=== Begin Enclosure ===
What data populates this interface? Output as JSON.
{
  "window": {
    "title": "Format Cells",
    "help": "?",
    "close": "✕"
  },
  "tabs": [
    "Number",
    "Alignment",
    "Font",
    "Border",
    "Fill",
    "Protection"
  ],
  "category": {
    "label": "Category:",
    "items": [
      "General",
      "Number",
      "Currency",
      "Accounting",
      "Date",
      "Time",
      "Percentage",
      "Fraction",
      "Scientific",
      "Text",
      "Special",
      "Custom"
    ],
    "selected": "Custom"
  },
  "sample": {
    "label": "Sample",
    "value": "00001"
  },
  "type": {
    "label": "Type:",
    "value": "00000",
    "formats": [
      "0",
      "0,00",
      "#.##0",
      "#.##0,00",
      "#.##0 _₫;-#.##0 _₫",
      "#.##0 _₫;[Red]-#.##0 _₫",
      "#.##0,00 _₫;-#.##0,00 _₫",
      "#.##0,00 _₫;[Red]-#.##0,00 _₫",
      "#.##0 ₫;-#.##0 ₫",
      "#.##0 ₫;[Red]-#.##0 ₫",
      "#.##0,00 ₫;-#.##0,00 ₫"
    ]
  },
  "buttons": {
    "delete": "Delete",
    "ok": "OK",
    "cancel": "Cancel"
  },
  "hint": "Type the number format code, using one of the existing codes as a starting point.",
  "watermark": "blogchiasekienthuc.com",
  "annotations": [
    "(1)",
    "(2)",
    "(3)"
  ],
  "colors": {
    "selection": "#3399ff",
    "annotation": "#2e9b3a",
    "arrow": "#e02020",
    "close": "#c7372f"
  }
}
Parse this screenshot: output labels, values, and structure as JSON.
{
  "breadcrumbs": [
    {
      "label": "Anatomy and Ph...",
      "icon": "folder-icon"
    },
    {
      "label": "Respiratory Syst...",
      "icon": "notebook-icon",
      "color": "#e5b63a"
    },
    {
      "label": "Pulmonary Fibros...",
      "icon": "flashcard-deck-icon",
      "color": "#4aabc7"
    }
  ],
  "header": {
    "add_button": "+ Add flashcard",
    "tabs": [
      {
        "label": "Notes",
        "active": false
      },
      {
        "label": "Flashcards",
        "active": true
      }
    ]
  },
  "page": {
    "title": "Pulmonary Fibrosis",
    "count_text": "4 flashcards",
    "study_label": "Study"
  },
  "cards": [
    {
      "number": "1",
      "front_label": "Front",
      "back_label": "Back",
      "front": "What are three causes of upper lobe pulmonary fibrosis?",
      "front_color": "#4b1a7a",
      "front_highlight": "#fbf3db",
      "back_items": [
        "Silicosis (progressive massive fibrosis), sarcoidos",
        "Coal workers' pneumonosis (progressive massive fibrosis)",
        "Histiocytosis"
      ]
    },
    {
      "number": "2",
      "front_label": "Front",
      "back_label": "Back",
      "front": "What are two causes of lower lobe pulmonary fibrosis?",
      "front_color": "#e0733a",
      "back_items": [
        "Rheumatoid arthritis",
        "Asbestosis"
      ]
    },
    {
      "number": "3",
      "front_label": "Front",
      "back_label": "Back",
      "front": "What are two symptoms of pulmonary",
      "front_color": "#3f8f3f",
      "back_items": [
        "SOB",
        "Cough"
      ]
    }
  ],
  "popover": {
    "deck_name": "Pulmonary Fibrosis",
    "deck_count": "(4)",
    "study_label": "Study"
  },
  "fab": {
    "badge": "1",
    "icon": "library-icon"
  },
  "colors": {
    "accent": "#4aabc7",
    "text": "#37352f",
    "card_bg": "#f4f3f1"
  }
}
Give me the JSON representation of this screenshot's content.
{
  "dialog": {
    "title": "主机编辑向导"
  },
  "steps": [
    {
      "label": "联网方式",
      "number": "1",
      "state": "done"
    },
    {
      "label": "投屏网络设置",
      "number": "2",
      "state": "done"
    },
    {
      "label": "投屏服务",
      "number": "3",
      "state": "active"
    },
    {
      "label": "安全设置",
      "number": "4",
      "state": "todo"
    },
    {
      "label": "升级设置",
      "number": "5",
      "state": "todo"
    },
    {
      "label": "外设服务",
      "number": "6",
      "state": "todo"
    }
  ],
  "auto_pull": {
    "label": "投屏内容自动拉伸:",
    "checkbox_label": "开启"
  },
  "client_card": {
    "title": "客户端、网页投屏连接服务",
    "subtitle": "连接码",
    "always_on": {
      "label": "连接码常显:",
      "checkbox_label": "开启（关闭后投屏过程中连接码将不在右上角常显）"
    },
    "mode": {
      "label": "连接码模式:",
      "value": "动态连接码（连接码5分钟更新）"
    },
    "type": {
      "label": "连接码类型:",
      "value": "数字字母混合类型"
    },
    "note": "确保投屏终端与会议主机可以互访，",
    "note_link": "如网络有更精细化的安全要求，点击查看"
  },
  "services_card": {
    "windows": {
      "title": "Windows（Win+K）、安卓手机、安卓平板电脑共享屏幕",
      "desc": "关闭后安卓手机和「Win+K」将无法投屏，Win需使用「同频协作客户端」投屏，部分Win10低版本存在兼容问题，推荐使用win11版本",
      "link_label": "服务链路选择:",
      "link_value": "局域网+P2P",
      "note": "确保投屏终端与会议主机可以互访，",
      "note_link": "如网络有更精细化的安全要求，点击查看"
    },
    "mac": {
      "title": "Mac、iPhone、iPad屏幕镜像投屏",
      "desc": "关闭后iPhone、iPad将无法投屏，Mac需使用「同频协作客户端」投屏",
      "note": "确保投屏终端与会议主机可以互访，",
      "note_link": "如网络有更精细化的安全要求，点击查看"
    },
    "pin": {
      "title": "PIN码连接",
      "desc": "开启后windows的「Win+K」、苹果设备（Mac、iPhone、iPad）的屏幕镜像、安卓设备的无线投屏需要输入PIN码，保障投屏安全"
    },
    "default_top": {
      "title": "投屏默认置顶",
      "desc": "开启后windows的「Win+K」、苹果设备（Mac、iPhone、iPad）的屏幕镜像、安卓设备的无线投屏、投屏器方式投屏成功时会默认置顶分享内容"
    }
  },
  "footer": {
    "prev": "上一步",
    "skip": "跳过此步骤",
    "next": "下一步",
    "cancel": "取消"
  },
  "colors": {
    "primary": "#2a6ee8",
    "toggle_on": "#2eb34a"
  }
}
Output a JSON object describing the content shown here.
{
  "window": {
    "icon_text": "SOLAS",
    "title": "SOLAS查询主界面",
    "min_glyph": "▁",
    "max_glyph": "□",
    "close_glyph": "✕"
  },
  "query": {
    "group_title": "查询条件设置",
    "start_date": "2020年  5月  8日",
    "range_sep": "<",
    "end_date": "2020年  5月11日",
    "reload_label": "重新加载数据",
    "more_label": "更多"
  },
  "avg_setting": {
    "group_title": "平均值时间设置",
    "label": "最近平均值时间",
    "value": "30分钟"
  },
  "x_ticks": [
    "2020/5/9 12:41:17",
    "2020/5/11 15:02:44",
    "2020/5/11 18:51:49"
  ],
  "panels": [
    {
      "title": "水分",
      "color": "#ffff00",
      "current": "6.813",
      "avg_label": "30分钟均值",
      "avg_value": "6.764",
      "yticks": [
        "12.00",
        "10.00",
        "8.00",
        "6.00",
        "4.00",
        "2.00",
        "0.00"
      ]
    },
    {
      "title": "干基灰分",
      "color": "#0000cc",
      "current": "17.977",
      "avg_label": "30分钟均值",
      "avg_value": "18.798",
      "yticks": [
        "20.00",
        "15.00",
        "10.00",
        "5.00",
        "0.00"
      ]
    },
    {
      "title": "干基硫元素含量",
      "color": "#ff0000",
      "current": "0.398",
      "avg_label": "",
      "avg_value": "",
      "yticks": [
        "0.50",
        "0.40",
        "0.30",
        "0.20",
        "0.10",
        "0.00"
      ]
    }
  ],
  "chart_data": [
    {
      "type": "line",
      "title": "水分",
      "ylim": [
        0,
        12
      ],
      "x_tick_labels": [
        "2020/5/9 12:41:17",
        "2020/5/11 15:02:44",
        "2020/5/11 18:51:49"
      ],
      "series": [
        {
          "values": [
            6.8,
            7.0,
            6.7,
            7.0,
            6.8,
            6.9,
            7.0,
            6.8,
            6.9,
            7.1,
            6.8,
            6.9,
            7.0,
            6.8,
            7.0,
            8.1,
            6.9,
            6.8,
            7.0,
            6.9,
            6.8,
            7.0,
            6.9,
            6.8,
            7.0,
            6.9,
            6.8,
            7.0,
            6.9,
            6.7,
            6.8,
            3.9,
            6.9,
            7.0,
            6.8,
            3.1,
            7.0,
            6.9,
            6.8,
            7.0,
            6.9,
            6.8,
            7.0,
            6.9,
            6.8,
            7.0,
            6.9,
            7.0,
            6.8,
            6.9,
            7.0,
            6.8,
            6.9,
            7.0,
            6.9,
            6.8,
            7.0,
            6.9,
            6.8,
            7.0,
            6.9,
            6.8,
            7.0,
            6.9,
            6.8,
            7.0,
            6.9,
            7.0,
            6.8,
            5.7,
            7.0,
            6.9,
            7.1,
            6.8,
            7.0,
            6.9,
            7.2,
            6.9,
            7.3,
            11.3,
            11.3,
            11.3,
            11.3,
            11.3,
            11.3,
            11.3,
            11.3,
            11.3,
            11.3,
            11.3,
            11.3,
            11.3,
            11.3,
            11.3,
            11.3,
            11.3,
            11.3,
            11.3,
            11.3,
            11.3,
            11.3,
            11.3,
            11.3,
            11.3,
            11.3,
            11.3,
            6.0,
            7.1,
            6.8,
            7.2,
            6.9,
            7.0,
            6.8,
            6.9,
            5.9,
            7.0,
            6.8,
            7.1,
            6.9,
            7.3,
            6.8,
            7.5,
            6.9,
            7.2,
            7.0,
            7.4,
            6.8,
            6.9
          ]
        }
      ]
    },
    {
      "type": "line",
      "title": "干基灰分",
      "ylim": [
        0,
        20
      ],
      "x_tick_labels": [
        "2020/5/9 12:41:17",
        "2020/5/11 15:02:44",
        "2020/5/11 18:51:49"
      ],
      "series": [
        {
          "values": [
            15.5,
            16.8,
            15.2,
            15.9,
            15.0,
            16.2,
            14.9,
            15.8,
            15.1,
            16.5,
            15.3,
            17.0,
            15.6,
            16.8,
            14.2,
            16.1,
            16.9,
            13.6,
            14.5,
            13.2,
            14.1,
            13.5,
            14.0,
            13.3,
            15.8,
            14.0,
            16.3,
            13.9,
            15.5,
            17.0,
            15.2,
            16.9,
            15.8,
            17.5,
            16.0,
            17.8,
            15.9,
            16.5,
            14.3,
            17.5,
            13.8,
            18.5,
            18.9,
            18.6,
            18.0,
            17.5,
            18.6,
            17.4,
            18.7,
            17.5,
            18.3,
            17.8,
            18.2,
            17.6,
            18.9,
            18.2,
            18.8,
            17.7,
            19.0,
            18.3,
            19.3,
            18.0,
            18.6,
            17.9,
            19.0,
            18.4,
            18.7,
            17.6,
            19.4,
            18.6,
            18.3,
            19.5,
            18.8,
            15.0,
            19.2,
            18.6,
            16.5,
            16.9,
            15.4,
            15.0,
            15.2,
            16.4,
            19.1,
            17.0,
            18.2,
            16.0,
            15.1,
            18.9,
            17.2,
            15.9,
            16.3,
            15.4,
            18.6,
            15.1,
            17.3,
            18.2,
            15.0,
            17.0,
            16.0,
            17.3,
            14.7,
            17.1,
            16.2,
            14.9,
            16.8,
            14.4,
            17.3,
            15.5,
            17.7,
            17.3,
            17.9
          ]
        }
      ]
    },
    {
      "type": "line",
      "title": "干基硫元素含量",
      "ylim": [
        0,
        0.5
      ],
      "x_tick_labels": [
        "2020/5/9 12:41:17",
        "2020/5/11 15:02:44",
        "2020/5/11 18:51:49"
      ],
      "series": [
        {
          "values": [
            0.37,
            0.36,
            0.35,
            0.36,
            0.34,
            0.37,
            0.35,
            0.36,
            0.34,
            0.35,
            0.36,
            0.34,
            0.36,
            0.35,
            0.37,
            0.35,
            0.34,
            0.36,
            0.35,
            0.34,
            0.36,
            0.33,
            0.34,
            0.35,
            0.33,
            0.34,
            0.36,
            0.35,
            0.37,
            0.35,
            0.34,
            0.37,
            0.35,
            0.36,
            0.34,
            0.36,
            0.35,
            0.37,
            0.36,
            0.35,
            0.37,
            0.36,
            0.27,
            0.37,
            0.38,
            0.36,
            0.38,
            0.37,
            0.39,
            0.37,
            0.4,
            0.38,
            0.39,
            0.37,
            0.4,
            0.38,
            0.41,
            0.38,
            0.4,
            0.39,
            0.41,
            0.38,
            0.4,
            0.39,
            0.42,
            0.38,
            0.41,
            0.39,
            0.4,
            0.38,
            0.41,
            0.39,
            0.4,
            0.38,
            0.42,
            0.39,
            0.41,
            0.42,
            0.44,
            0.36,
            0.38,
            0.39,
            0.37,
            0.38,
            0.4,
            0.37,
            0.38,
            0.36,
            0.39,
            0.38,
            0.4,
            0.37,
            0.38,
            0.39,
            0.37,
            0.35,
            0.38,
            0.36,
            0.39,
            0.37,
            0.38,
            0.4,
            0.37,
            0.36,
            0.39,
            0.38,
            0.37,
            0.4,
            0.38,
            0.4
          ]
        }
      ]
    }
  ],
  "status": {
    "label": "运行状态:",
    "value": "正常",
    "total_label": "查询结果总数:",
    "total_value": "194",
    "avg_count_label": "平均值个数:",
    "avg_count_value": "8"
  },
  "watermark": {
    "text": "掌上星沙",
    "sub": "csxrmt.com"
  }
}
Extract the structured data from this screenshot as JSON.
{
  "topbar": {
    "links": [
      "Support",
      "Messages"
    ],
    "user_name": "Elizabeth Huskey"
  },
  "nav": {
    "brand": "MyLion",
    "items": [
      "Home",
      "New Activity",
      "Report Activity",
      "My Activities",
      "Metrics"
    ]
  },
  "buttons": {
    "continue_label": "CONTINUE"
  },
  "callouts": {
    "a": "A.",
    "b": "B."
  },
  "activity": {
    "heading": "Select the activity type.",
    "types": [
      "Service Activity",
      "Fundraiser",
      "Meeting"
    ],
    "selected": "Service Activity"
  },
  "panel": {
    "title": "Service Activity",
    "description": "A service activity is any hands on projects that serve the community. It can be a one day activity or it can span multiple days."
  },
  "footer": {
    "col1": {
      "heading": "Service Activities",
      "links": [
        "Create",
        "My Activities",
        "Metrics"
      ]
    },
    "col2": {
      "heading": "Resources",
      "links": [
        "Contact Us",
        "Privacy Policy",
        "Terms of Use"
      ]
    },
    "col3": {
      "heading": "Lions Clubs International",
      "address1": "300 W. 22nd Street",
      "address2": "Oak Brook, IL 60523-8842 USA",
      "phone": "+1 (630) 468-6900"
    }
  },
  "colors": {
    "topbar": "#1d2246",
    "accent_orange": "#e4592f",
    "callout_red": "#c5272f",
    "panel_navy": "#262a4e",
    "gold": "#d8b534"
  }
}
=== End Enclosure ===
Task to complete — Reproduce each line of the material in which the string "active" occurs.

Written answer —
        "active": false
        "active": true
      "state": "active"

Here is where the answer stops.